matthew shepard, 1976 - 1998

15 October 1998

The brutal beating and death of Matthew Shepard has left many of us out West shaken up and wondering how the hell this could happen where we live. Sadly, I have no illusions about the fact that this CAN happen anywhere, even in Laramie, Wyoming, because Laramie is populated by human beings. And human beings are the same pretty much everywhere. We are capable of unbelievable acts of kindness and love, but we also can commit unspeakably vile crimes against God and each other. I think the reason this has garnered national attention is because (1) it happened in a small town whose normal campus police report includes items like textbook theft and false fire alarms, and (2) Matthew was gay.

remember
matthew shepard Now, gay people have been having to put up with this kind of harrassment for years, and anyone who tells you differently is smoking something. If you know any gay, lesbian or bisexual people at all, you probably already know this. (If you think you don't know any GLB folks who have been hassled, pushed around and generally put out for being gay, ask me and I'll introduce you to several.) Even in 1998, in our supposedly "enlightened" American society, stuff like this still does happen.

But I don't think this is a "gay" issue. If this is looked back on in our collective memory as the time some gay guy was killed in Wyoming, we all lose. Why? Because the average, middle-class 40-something taxpayer may not know anyone who is gay. They may have an impression in their mind of what the Gay Man of the Nineties is like, probably formed from seeing demonstrations by radical gay rights groups (that they can't possibly relate to) on the nightly news. What are they going to remember about Matt if that's the focus of this whole tragedy? Are they going to remember Matt because his friends love him and his family grieves for him daily? Or are they going to say, "Well, just another queer... he really should have gone back to San Francisco with the rest of them"?

Would you like to be remembered as a stereotype?

mattshepard.org Mr. and Mrs. Midwest America, listen up: This isn't about "some queer" that you can't understand. This isn't even about our "it couldn't happen in Laramie" mentality. This is about a clean-cut, polite young man who, from all accounts, was a wonderful human being; this is about that young man no longer being around to tell his family and friends he loves them, because he has been brutally murdered by a pair of lowlife scum with nothing better to do with their sorry lives. We need to get over our preoccupation with Matt's private life and call this what it is: a HUMAN issue. Yes, it's horrifying that the ones who did this more than likely picked on Matt because he was small in stature - an easy target - and, from all indications, tied him to a fence post and beat him to death because they didn't like the fact that Matt was gay. It's outrageous, it makes my blood boil, and it certainly brings to light the harrassment that gay people have to put up with sometimes. But would it be any more horrible if this crime had been motivated by anything else? Robbery, perhaps?

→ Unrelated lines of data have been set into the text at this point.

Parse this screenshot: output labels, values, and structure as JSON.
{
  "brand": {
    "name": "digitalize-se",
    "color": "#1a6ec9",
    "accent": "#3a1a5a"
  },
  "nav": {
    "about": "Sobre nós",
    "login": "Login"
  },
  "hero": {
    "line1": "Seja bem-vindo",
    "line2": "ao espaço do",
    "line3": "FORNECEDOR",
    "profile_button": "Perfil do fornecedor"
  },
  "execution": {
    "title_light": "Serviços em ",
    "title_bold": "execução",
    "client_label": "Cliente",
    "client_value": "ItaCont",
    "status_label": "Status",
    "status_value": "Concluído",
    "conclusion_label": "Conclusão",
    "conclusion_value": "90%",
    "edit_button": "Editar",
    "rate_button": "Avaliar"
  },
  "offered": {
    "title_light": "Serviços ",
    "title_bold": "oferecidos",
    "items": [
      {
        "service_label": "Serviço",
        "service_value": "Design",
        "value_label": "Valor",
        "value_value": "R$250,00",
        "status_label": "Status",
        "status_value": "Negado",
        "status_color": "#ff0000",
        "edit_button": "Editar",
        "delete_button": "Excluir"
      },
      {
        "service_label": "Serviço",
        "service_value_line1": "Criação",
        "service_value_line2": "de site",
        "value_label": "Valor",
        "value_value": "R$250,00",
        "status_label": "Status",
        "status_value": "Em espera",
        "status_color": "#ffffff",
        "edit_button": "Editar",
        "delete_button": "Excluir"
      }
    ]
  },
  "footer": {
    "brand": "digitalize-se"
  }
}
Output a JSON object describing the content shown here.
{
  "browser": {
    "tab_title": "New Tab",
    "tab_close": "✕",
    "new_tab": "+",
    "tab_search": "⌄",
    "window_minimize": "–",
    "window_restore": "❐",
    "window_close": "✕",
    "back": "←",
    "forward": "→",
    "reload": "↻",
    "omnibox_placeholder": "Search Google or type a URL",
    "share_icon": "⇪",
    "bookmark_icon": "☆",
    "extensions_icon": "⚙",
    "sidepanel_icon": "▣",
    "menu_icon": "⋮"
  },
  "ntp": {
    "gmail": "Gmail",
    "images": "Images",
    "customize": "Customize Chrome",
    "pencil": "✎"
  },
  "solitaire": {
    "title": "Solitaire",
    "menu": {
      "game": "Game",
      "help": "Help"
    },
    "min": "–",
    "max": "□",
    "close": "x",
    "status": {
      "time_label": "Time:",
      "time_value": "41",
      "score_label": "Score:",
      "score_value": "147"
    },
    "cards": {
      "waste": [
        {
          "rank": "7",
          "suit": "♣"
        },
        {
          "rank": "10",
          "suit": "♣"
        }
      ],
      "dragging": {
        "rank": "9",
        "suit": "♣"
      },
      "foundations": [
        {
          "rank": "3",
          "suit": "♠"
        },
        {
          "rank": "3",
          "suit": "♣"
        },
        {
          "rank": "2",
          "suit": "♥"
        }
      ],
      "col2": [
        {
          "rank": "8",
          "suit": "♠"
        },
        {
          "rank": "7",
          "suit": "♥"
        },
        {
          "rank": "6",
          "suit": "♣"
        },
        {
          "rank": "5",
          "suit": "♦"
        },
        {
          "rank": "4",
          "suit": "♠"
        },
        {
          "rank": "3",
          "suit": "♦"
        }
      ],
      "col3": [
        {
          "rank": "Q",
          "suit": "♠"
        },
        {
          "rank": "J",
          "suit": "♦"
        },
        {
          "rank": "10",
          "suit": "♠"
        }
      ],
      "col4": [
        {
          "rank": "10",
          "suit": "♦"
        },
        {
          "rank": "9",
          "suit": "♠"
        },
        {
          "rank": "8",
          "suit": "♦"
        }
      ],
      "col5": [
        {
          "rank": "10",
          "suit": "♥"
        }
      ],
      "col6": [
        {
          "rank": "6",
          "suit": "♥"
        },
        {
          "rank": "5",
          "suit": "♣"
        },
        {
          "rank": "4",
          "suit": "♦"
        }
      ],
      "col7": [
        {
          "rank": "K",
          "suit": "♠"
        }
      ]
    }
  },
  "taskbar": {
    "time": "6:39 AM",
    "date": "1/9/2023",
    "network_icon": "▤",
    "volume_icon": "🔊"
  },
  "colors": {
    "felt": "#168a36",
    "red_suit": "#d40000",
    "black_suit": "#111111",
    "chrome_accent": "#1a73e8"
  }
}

I'm thinking no.

I'm thinking no, because regardless of what was going through the killers' minds at the time, Matthew Shepard is dead. He's not coming back. This isn't the most sickening crime of the year in Wyoming because of Matthew's sexuality; it's because Matt was a wonderful human being who is already sorely missed by those who love him. THAT is what I think we need to focus on. Matt wasn't some weirdo out West; he was a son, a friend, a brother, a classmate. He could have been my younger brother under different circumstances. So for those of you who are whispering to each other, "The fag deserved it... just another queer eliminated" (and I know you're out there), think about it this way: He could have been someone you know and hold dear. He could have been your son or your brother or your best friend. Focus on that, and ask yourself what you're going to remember about the murder of Matthew Shepard.